Web page and app entries:
Segment Open
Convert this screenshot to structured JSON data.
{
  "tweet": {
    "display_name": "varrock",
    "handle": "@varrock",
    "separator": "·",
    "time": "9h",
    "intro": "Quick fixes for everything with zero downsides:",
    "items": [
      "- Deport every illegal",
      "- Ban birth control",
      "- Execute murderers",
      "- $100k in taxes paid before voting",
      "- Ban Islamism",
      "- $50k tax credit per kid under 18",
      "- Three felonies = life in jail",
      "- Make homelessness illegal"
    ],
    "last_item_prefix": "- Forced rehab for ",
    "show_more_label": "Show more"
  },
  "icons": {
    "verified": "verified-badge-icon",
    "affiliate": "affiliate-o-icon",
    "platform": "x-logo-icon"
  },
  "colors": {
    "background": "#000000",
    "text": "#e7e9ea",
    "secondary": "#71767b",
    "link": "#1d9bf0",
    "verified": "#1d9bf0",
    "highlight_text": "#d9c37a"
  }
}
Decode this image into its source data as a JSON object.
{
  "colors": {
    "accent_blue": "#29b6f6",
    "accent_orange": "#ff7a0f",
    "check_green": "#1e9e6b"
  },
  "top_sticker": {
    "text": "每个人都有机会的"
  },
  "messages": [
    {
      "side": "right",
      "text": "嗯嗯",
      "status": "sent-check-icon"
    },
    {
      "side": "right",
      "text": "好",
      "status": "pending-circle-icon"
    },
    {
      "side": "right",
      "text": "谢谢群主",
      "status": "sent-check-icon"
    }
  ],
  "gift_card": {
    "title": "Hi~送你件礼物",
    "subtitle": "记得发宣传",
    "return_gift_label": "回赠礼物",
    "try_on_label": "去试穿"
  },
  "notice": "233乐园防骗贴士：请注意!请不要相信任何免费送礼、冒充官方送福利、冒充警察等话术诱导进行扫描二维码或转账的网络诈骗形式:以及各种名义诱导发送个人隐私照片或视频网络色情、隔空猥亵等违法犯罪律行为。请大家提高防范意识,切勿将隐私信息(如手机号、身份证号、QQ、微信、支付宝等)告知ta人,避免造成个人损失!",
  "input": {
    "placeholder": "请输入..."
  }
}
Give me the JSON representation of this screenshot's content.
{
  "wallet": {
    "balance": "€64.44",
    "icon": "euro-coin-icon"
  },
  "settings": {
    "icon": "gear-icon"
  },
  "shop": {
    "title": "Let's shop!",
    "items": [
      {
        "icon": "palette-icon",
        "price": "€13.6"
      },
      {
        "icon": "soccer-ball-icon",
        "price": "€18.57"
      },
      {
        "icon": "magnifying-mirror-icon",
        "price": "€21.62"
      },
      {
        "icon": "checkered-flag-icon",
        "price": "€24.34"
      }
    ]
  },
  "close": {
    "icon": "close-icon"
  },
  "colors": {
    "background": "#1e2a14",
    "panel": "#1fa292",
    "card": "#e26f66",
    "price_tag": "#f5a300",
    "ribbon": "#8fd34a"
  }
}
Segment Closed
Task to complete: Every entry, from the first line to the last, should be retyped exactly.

Solution below:
Convert this screenshot to structured JSON data.
{
  "tweet": {
    "display_name": "varrock",
    "handle": "@varrock",
    "separator": "·",
    "time": "9h",
    "intro": "Quick fixes for everything with zero downsides:",
    "items": [
      "- Deport every illegal",
      "- Ban birth control",
      "- Execute murderers",
      "- $100k in taxes paid before voting",
      "- Ban Islamism",
      "- $50k tax credit per kid under 18",
      "- Three felonies = life in jail",
      "- Make homelessness illegal"
    ],
    "last_item_prefix": "- Forced rehab for ",
    "show_more_label": "Show more"
  },
  "icons": {
    "verified": "verified-badge-icon",
    "affiliate": "affiliate-o-icon",
    "platform": "x-logo-icon"
  },
  "colors": {
    "background": "#000000",
    "text": "#e7e9ea",
    "secondary": "#71767b",
    "link": "#1d9bf0",
    "verified": "#1d9bf0",
    "highlight_text": "#d9c37a"
  }
}
Decode this image into its source data as a JSON object.
{
  "colors": {
    "accent_blue": "#29b6f6",
    "accent_orange": "#ff7a0f",
    "check_green": "#1e9e6b"
  },
  "top_sticker": {
    "text": "每个人都有机会的"
  },
  "messages": [
    {
      "side": "right",
      "text": "嗯嗯",
      "status": "sent-check-icon"
    },
    {
      "side": "right",
      "text": "好",
      "status": "pending-circle-icon"
    },
    {
      "side": "right",
      "text": "谢谢群主",
      "status": "sent-check-icon"
    }
  ],
  "gift_card": {
    "title": "Hi~送你件礼物",
    "subtitle": "记得发宣传",
    "return_gift_label": "回赠礼物",
    "try_on_label": "去试穿"
  },
  "notice": "233乐园防骗贴士：请注意!请不要相信任何免费送礼、冒充官方送福利、冒充警察等话术诱导进行扫描二维码或转账的网络诈骗形式:以及各种名义诱导发送个人隐私照片或视频网络色情、隔空猥亵等违法犯罪律行为。请大家提高防范意识,切勿将隐私信息(如手机号、身份证号、QQ、微信、支付宝等)告知ta人,避免造成个人损失!",
  "input": {
    "placeholder": "请输入..."
  }
}
Give me the JSON representation of this screenshot's content.
{
  "wallet": {
    "balance": "€64.44",
    "icon": "euro-coin-icon"
  },
  "settings": {
    "icon": "gear-icon"
  },
  "shop": {
    "title": "Let's shop!",
    "items": [
      {
        "icon": "palette-icon",
        "price": "€13.6"
      },
      {
        "icon": "soccer-ball-icon",
        "price": "€18.57"
      },
      {
        "icon": "magnifying-mirror-icon",
        "price": "€21.62"
      },
      {
        "icon": "checkered-flag-icon",
        "price": "€24.34"
      }
    ]
  },
  "close": {
    "icon": "close-icon"
  },
  "colors": {
    "background": "#1e2a14",
    "panel": "#1fa292",
    "card": "#e26f66",
    "price_tag": "#f5a300",
    "ribbon": "#8fd34a"
  }
}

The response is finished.